> [Extracted data entries]:
'''

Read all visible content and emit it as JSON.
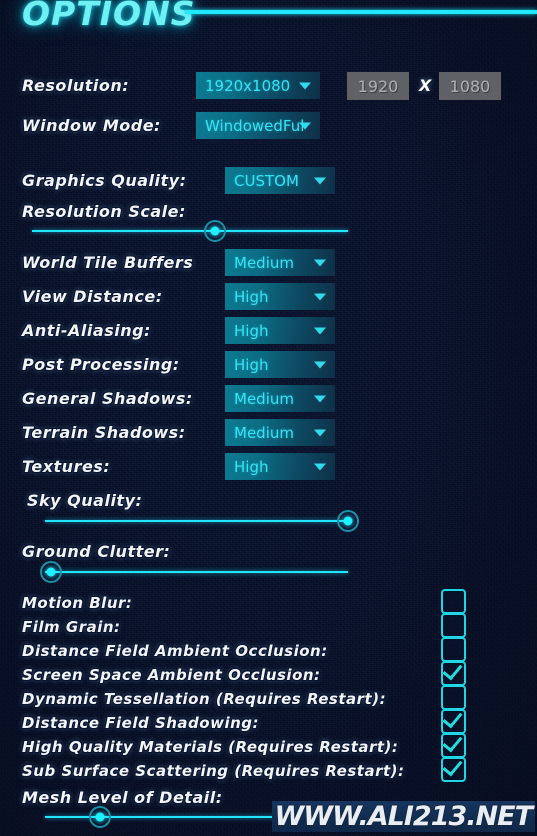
{
  "window": {
    "title": "OPTIONS",
    "watermark": "WWW.ALI213.NET"
  },
  "colors": {
    "background": "#0a0f2a",
    "accent_cyan": "#20e8fb",
    "dropdown_text": "#35e4f2",
    "label_white": "#f2f6f9",
    "title_cyan": "#6ef0f5",
    "checkbox_border": "#1ed6e4",
    "disabled_box": "#5f6164"
  },
  "display_settings": [
    {
      "label": "Resolution:",
      "control": "dropdown",
      "value": "1920x1080"
    },
    {
      "label": "Window Mode:",
      "control": "dropdown",
      "value": "WindowedFul"
    }
  ],
  "resolution_fields": {
    "width_value": "1920",
    "height_value": "1080",
    "separator": "X"
  },
  "graphics_quality": {
    "label": "Graphics Quality:",
    "value": "CUSTOM"
  },
  "sliders": [
    {
      "label": "Resolution Scale:",
      "percent": 58
    },
    {
      "label": "Sky Quality:",
      "percent": 100
    },
    {
      "label": "Ground Clutter:",
      "percent": 2
    },
    {
      "label": "Mesh Level of Detail:",
      "percent": 18
    }
  ],
  "dropdown_settings": [
    {
      "label": "World Tile Buffers",
      "value": "Medium"
    },
    {
      "label": "View Distance:",
      "value": "High"
    },
    {
      "label": "Anti-Aliasing:",
      "value": "High"
    },
    {
      "label": "Post Processing:",
      "value": "High"
    },
    {
      "label": "General Shadows:",
      "value": "Medium"
    },
    {
      "label": "Terrain Shadows:",
      "value": "Medium"
    },
    {
      "label": "Textures:",
      "value": "High"
    }
  ],
  "checkbox_settings": [
    {
      "label": "Motion Blur:",
      "checked": false
    },
    {
      "label": "Film Grain:",
      "checked": false
    },
    {
      "label": "Distance Field Ambient Occlusion:",
      "checked": false
    },
    {
      "label": "Screen Space Ambient Occlusion:",
      "checked": true
    },
    {
      "label": "Dynamic Tessellation (Requires Restart):",
      "checked": false
    },
    {
      "label": "Distance Field Shadowing:",
      "checked": true
    },
    {
      "label": "High Quality Materials (Requires Restart):",
      "checked": true
    },
    {
      "label": "Sub Surface Scattering (Requires Restart):",
      "checked": true
    }
  ]
}
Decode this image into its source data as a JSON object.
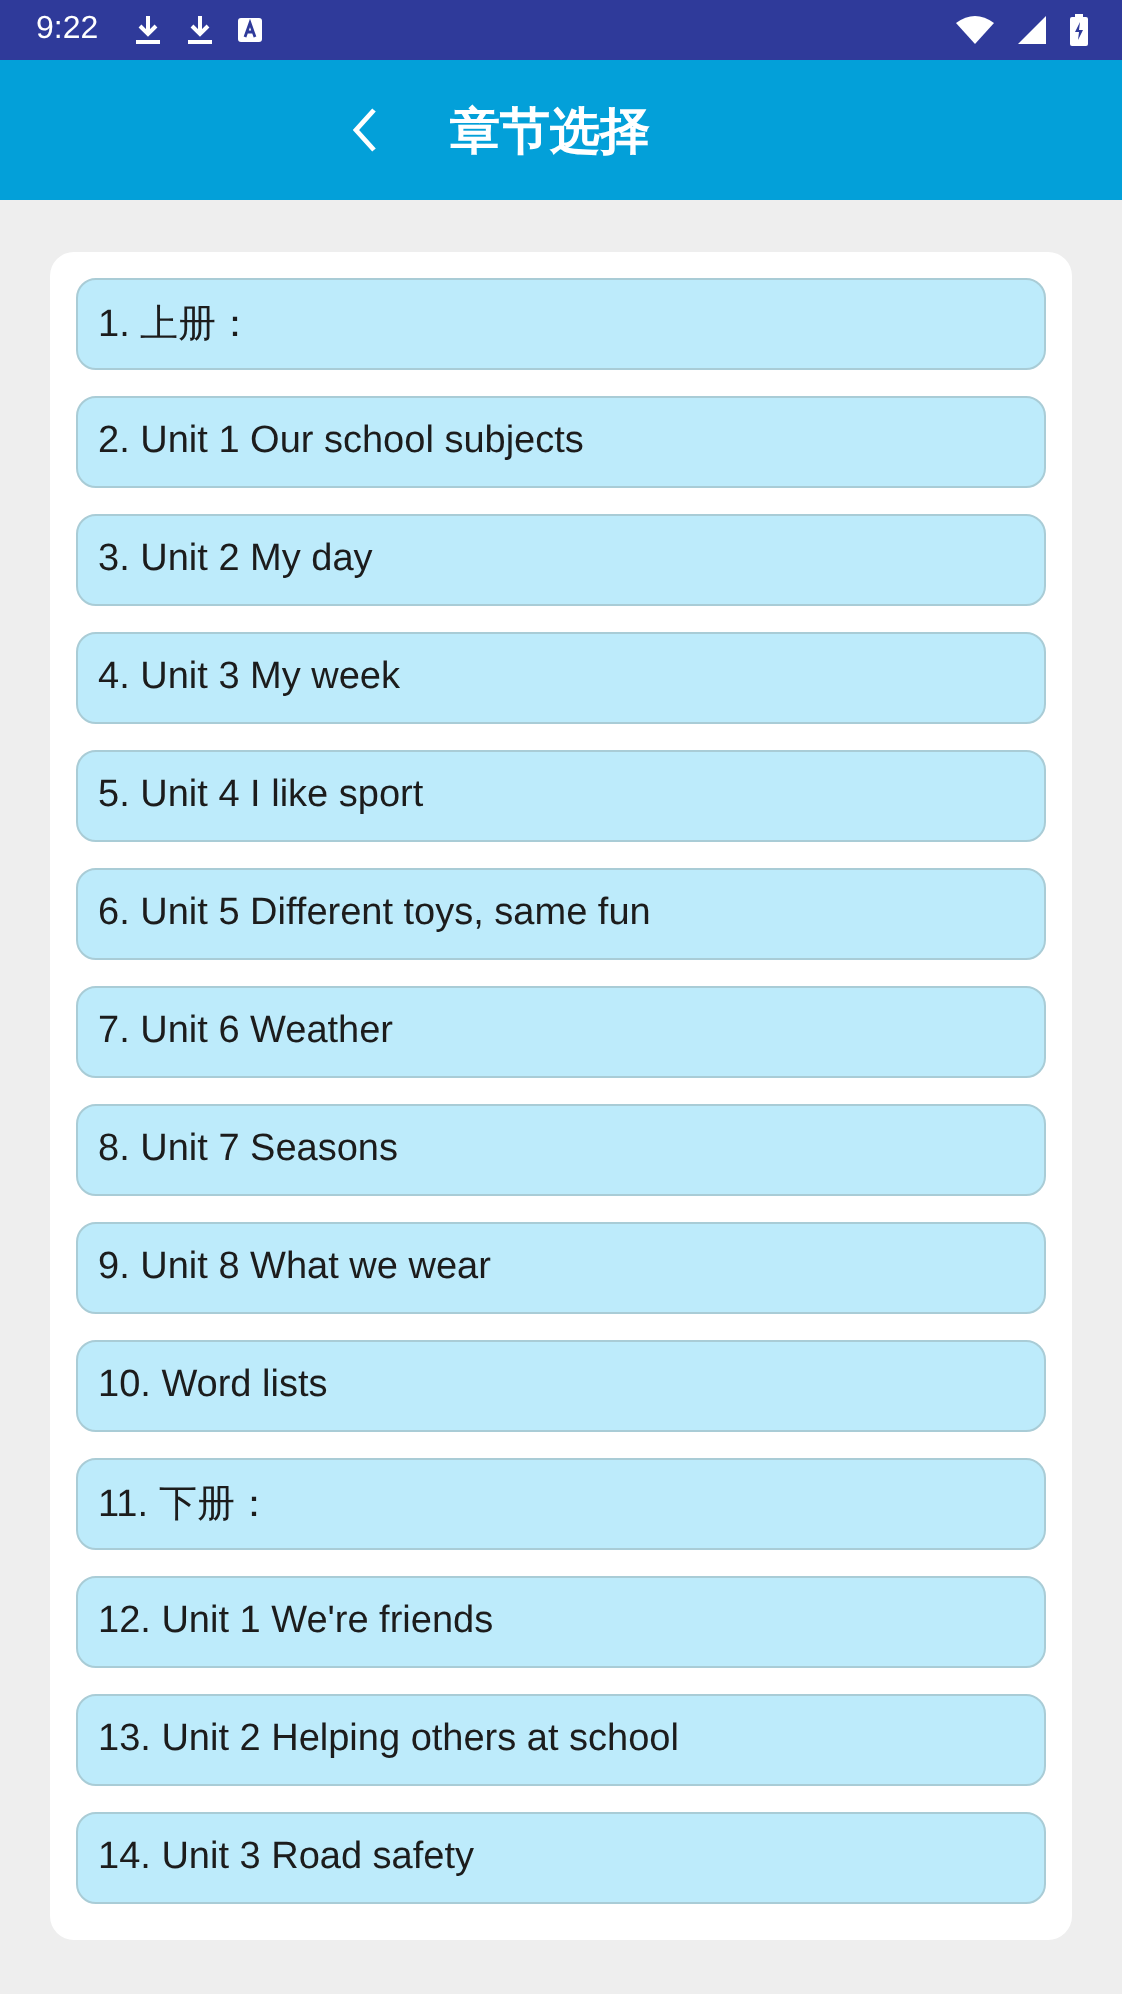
{
  "status_bar": {
    "time": "9:22"
  },
  "header": {
    "title": "章节选择"
  },
  "chapters": [
    "1. 上册：",
    "2. Unit 1 Our school subjects",
    "3. Unit 2 My day",
    "4. Unit 3 My week",
    "5. Unit 4 I like sport",
    "6. Unit 5 Different toys, same fun",
    "7. Unit 6 Weather",
    "8. Unit 7 Seasons",
    "9. Unit 8 What we wear",
    "10. Word lists",
    "11. 下册：",
    "12. Unit 1 We're friends",
    "13. Unit 2 Helping others at school",
    "14. Unit 3 Road safety"
  ]
}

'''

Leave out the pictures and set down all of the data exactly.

> [Task answer]:
Read all visible content and emit it as JSON.
{
  "window": {
    "title": "OPTIONS",
    "watermark": "WWW.ALI213.NET"
  },
  "colors": {
    "background": "#0a0f2a",
    "accent_cyan": "#20e8fb",
    "dropdown_text": "#35e4f2",
    "label_white": "#f2f6f9",
    "title_cyan": "#6ef0f5",
    "checkbox_border": "#1ed6e4",
    "disabled_box": "#5f6164"
  },
  "display_settings": [
    {
      "label": "Resolution:",
      "control": "dropdown",
      "value": "1920x1080"
    },
    {
      "label": "Window Mode:",
      "control": "dropdown",
      "value": "WindowedFul"
    }
  ],
  "resolution_fields": {
    "width_value": "1920",
    "height_value": "1080",
    "separator": "X"
  },
  "graphics_quality": {
    "label": "Graphics Quality:",
    "value": "CUSTOM"
  },
  "sliders": [
    {
      "label": "Resolution Scale:",
      "percent": 58
    },
    {
      "label": "Sky Quality:",
      "percent": 100
    },
    {
      "label": "Ground Clutter:",
      "percent": 2
    },
    {
      "label": "Mesh Level of Detail:",
      "percent": 18
    }
  ],
  "dropdown_settings": [
    {
      "label": "World Tile Buffers",
      "value": "Medium"
    },
    {
      "label": "View Distance:",
      "value": "High"
    },
    {
      "label": "Anti-Aliasing:",
      "value": "High"
    },
    {
      "label": "Post Processing:",
      "value": "High"
    },
    {
      "label": "General Shadows:",
      "value": "Medium"
    },
    {
      "label": "Terrain Shadows:",
      "value": "Medium"
    },
    {
      "label": "Textures:",
      "value": "High"
    }
  ],
  "checkbox_settings": [
    {
      "label": "Motion Blur:",
      "checked": false
    },
    {
      "label": "Film Grain:",
      "checked": false
    },
    {
      "label": "Distance Field Ambient Occlusion:",
      "checked": false
    },
    {
      "label": "Screen Space Ambient Occlusion:",
      "checked": true
    },
    {
      "label": "Dynamic Tessellation (Requires Restart):",
      "checked": false
    },
    {
      "label": "Distance Field Shadowing:",
      "checked": true
    },
    {
      "label": "High Quality Materials (Requires Restart):",
      "checked": true
    },
    {
      "label": "Sub Surface Scattering (Requires Restart):",
      "checked": true
    }
  ]
}
Decode this image into its source data as a JSON object.
{
  "status_bar": {
    "time": "9:22"
  },
  "header": {
    "title": "章节选择"
  },
  "chapters": [
    "1. 上册：",
    "2. Unit 1 Our school subjects",
    "3. Unit 2 My day",
    "4. Unit 3 My week",
    "5. Unit 4 I like sport",
    "6. Unit 5 Different toys, same fun",
    "7. Unit 6 Weather",
    "8. Unit 7 Seasons",
    "9. Unit 8 What we wear",
    "10. Word lists",
    "11. 下册：",
    "12. Unit 1 We're friends",
    "13. Unit 2 Helping others at school",
    "14. Unit 3 Road safety"
  ]
}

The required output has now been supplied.